- [TASK TO COMPLETE]
Below are some records. Say how many of their lines contain the string "name", and give nothing but the number.

***

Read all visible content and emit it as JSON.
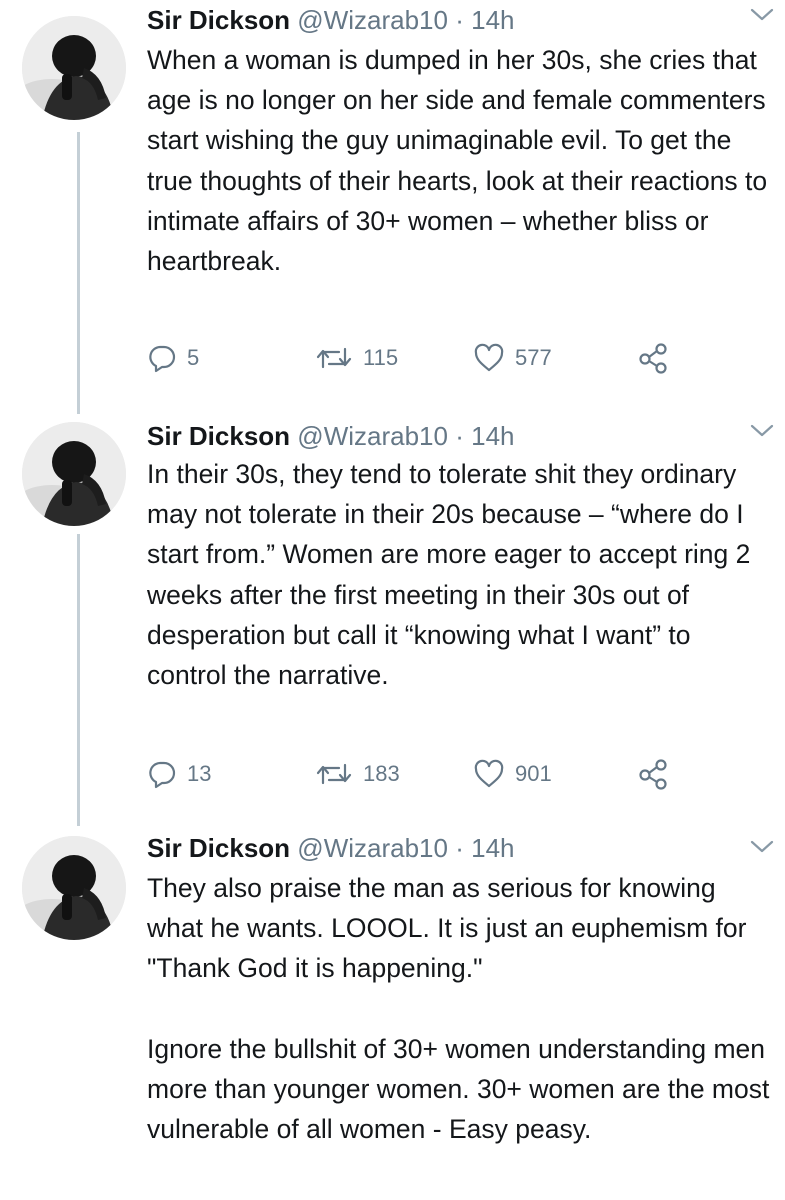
{
  "colors": {
    "text": "#14171a",
    "muted": "#657786",
    "thread_line": "#c4cfd6",
    "icon": "#657786"
  },
  "tweets": [
    {
      "name": "Sir Dickson",
      "handle": "@Wizarab10",
      "separator": "·",
      "time": "14h",
      "paragraphs": [
        "When a woman is dumped in her 30s, she cries that age is no longer on her side and female commenters start wishing the guy unimaginable evil. To get the true thoughts of their hearts, look at their reactions to intimate affairs of 30+ women – whether bliss or heartbreak."
      ],
      "replies": "5",
      "retweets": "115",
      "likes": "577",
      "icons": [
        "reply-icon",
        "retweet-icon",
        "like-icon",
        "share-icon",
        "chevron-down-icon"
      ]
    },
    {
      "name": "Sir Dickson",
      "handle": "@Wizarab10",
      "separator": "·",
      "time": "14h",
      "paragraphs": [
        "In their 30s, they tend to tolerate shit they ordinary may not tolerate in their 20s because – “where do I start from.” Women are more eager to accept ring 2 weeks after the first meeting in their 30s out of desperation but call it “knowing what I want” to control the narrative."
      ],
      "replies": "13",
      "retweets": "183",
      "likes": "901",
      "icons": [
        "reply-icon",
        "retweet-icon",
        "like-icon",
        "share-icon",
        "chevron-down-icon"
      ]
    },
    {
      "name": "Sir Dickson",
      "handle": "@Wizarab10",
      "separator": "·",
      "time": "14h",
      "paragraphs": [
        "They also praise the man as serious for knowing what he wants. LOOOL. It is just an euphemism for \"Thank God it is happening.\"",
        "Ignore the bullshit of 30+ women understanding men more than younger women. 30+ women are the most vulnerable of all women - Easy peasy."
      ],
      "icons": [
        "chevron-down-icon"
      ]
    }
  ]
}
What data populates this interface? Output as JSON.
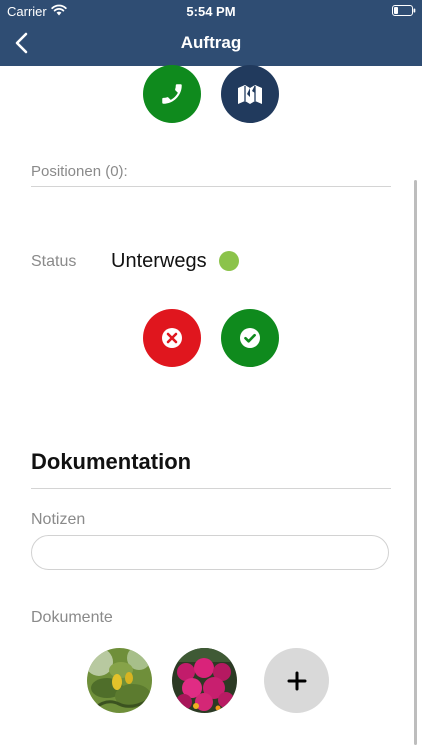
{
  "status_bar": {
    "carrier": "Carrier",
    "time": "5:54 PM"
  },
  "nav": {
    "title": "Auftrag",
    "back_icon": "chevron-left-icon"
  },
  "actions": {
    "call_icon": "phone-icon",
    "map_icon": "map-icon",
    "reject_icon": "close-circle-icon",
    "confirm_icon": "check-circle-icon"
  },
  "positions": {
    "label": "Positionen (0):"
  },
  "status": {
    "label": "Status",
    "value": "Unterwegs",
    "indicator_color": "#8bc34a"
  },
  "documentation": {
    "title": "Dokumentation",
    "notes_label": "Notizen",
    "notes_value": "",
    "documents_label": "Dokumente",
    "documents": [
      {
        "name": "lemon-tree-photo"
      },
      {
        "name": "flowers-photo"
      }
    ],
    "add_icon": "plus-icon"
  },
  "colors": {
    "nav_background": "#2f4d73",
    "green": "#0f8a1d",
    "navy": "#213a5d",
    "red": "#e0161e"
  }
}
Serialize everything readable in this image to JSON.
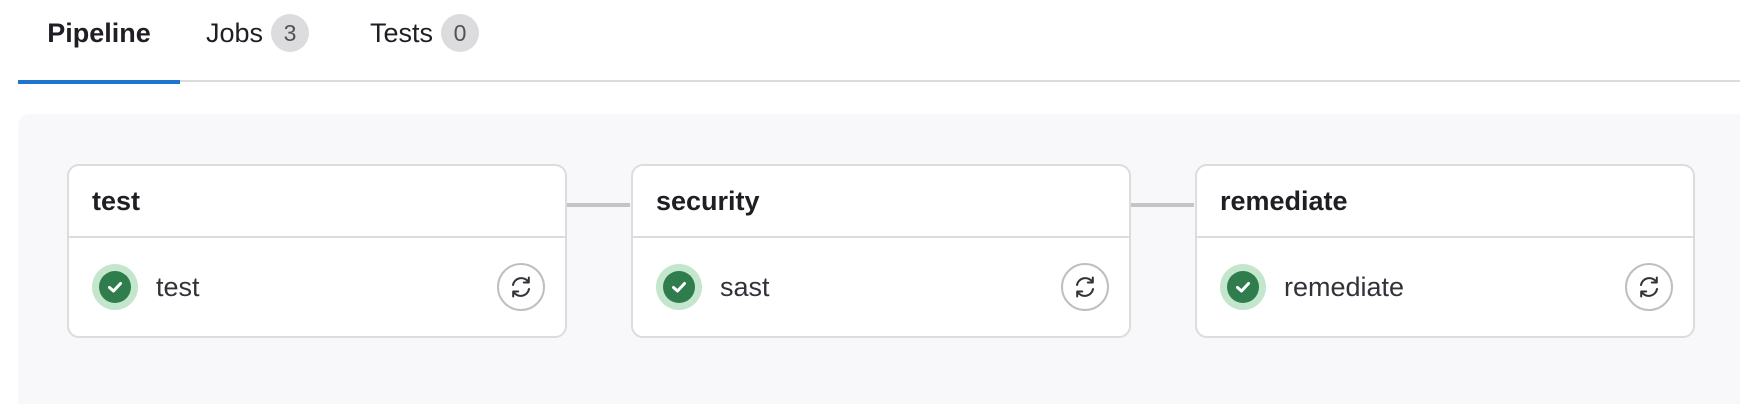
{
  "tabs": [
    {
      "label": "Pipeline",
      "active": true
    },
    {
      "label": "Jobs",
      "count": "3"
    },
    {
      "label": "Tests",
      "count": "0"
    }
  ],
  "stages": [
    {
      "name": "test",
      "job": {
        "name": "test",
        "status": "success",
        "icon": "check-circle-icon",
        "action": "retry-icon"
      }
    },
    {
      "name": "security",
      "job": {
        "name": "sast",
        "status": "success",
        "icon": "check-circle-icon",
        "action": "retry-icon"
      }
    },
    {
      "name": "remediate",
      "job": {
        "name": "remediate",
        "status": "success",
        "icon": "check-circle-icon",
        "action": "retry-icon"
      }
    }
  ],
  "colors": {
    "accent": "#1f75cb",
    "success": "#2f7d4c",
    "success_bg": "#c3e6cd",
    "border": "#dcdcde",
    "canvas_bg": "#f8f8fa"
  }
}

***

- [SOLUTION TO THIS EXERCISE]
11